Japan is one of the United States' closest allies in the region, and the two countries routinely conduct joint military exercises.
The United States maintains several large bases in Japan with 38,000 military personnel, 43,000 dependents and 5,000 Department of Defense civilians.
The main bases are Yokota Air Base outside of Tokyo, the naval bases at Yokosuka in Tokyo Bay and Sasebo in Nagasaki, and the Marine and Air Force bases on the island of Okinawa.
A Defense Department official said there has been no damage to any of them.
Several large civilian airliners were diverted to the runway at Yokota because they could not land at Narita International Airport in Tokyo.
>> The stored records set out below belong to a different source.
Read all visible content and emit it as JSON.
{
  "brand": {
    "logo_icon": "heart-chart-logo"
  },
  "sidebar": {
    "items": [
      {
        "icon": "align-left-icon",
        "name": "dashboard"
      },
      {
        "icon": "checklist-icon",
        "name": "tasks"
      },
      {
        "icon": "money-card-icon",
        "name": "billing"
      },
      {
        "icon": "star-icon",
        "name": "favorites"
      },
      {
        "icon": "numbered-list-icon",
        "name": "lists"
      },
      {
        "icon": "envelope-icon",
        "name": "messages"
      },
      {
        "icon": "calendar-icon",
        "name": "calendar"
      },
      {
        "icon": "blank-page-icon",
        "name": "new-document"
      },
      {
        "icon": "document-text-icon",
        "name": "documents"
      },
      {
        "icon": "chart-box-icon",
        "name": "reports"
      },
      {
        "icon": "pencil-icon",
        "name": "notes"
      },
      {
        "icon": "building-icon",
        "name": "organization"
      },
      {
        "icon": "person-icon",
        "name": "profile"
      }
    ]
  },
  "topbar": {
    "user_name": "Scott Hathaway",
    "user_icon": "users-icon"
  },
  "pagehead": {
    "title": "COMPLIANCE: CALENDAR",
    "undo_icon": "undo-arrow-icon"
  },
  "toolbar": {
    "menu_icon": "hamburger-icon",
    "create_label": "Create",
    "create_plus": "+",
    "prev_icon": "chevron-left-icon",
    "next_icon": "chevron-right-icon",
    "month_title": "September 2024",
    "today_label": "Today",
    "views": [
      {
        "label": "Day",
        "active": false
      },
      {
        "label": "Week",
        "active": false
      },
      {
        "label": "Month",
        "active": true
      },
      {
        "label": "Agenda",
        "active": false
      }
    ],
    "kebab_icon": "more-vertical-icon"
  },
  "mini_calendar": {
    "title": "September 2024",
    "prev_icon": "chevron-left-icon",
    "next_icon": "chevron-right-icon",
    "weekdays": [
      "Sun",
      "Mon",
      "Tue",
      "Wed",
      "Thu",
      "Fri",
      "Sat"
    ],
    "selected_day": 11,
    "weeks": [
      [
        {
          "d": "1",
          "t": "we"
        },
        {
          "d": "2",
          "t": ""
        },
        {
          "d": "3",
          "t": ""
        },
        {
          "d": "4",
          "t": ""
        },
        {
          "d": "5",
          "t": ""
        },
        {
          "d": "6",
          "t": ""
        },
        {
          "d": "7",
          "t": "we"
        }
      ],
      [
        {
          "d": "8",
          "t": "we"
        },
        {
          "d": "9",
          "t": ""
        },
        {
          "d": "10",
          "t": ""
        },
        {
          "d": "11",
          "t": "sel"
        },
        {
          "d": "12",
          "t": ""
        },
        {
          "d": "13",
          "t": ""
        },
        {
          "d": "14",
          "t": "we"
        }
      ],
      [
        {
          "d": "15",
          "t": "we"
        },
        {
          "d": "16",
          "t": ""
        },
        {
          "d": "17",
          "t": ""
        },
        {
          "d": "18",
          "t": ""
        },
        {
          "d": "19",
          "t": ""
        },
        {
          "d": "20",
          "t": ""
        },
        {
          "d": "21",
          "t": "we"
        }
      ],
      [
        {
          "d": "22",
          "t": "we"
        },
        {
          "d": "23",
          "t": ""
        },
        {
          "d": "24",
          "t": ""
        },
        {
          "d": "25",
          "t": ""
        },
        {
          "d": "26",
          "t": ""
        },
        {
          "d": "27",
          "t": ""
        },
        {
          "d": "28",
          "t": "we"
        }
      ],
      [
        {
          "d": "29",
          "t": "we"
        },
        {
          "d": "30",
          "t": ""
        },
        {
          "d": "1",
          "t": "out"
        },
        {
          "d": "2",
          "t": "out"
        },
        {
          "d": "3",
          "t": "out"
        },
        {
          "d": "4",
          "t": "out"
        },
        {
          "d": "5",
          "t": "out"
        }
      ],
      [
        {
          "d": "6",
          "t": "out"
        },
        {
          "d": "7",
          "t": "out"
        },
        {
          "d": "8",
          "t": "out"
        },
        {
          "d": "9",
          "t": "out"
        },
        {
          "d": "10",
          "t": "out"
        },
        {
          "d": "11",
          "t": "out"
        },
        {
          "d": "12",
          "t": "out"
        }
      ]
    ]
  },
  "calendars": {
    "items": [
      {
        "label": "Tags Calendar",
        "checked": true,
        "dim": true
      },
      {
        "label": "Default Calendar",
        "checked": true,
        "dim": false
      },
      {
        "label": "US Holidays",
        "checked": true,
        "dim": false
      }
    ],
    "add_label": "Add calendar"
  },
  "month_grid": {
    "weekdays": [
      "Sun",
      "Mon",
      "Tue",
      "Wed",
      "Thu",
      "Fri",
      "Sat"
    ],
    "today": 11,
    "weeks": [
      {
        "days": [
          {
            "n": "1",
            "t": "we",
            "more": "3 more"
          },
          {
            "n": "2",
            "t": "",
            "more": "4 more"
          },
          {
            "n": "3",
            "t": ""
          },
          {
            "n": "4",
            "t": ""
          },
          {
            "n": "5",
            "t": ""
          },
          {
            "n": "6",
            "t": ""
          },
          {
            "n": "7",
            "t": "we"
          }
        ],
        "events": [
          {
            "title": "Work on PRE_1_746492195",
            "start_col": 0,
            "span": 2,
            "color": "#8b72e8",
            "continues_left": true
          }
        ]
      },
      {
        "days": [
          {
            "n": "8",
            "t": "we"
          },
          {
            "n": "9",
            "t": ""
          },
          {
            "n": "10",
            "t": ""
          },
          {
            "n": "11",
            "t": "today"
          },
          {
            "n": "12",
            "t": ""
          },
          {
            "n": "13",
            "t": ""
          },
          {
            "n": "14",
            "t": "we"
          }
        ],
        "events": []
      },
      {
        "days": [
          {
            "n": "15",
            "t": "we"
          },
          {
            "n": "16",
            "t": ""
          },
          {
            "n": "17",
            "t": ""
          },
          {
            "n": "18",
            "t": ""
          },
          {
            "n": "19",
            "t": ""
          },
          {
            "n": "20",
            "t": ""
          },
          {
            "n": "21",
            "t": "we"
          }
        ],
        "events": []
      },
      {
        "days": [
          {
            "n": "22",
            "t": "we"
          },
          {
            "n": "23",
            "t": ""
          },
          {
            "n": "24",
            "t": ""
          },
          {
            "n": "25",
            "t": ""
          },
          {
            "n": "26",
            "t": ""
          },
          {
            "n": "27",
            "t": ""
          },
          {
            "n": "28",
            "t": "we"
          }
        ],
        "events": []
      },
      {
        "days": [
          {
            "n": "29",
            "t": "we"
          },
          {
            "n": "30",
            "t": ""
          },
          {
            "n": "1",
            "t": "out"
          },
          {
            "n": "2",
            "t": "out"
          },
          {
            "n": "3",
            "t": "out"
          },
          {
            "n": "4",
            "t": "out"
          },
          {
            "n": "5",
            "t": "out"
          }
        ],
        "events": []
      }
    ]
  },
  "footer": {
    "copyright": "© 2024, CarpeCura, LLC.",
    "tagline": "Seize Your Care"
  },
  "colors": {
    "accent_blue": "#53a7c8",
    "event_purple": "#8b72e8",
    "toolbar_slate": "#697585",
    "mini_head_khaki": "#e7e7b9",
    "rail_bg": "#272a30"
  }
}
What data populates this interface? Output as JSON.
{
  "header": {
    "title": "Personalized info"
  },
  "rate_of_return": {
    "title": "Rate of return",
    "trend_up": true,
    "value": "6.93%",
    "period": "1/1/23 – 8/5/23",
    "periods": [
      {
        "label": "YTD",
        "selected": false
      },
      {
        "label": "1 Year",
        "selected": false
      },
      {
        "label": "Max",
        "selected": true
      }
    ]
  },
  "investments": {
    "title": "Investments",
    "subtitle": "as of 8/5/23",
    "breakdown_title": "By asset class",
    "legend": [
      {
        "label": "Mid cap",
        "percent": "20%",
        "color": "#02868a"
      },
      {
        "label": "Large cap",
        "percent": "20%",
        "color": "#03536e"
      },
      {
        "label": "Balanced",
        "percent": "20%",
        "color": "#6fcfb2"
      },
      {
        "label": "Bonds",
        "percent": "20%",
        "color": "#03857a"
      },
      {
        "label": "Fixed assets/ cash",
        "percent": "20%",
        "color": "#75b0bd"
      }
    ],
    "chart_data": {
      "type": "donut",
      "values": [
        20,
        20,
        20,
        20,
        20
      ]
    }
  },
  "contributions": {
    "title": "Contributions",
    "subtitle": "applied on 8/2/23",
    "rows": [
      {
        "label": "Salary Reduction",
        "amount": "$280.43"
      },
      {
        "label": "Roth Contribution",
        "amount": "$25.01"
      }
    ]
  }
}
Pictures posted on the base's website show at least five planes on the tarmac, including a Delta Boeing 747.
The United States is mobilizing efforts and redirecting its assets in the region to aid the Japanese after the devastating, 8.9 magnitude earthquake and tsunami shook the country today, killing at least 200 people.
"At first, it was absolute panic," U.S. Army Staff Sgt. David Pierson, who is stationed in Japan and was at the Narita Airport in Tokyo when the earthquake struck, told ABC News. "I just saw the lockers in the area start violently shaking back and forth. And then judging by the looks on some people's faces, I figured out what had happened."
Tsunami warnings have been issued throughout the Pacific Rim in the wake of the earthquake. In Hawaii, the Pacific Fleet announced that as a precaution, Ford Island Bridge at Joint Base Pearl Harbor Hickam will be closed beginning at 2:30 a.m. local time. Navy ships at Pearl Harbor in Hawaii have been instructed to stay put and ride out any potential Tsunami wave.
The wave is expected to be 3.5 feet in height at Pearl Harbor.
"There is no intention to move any ships," a Defense Department official said.
President Obama called Japanese Prime Minister Naoto Kan today to discuss the situation.
Kan has requested U.S. assistance, and the Pentagon is now looking into what resources it can provide. The U.S. government began moving assets in the region even before the formal request came.
A USAID Disaster Assistance Response Team is assembling to go to Japan, with their team leader already en route, USAID spokesman Lars Anderson told ABC News. USAID has stood up a Response Management Team in its Washington, D.C. headquarters to oversee logistics of a U.S. response.
A Defense Department official said U.S. Pacific Command is sending some P-3 Orion maritime surveillance aircraft to support the Japanese government by providing aerial reconnaissance over quake-damaged areas.
The Seventh Fleet is "assessing the situation and positioning forces so that they are ready to respond and provide disaster relief if directed," according to a statement.
The amphibious assault ship USS Essex and its Marines aboard will soon depart Malaysia.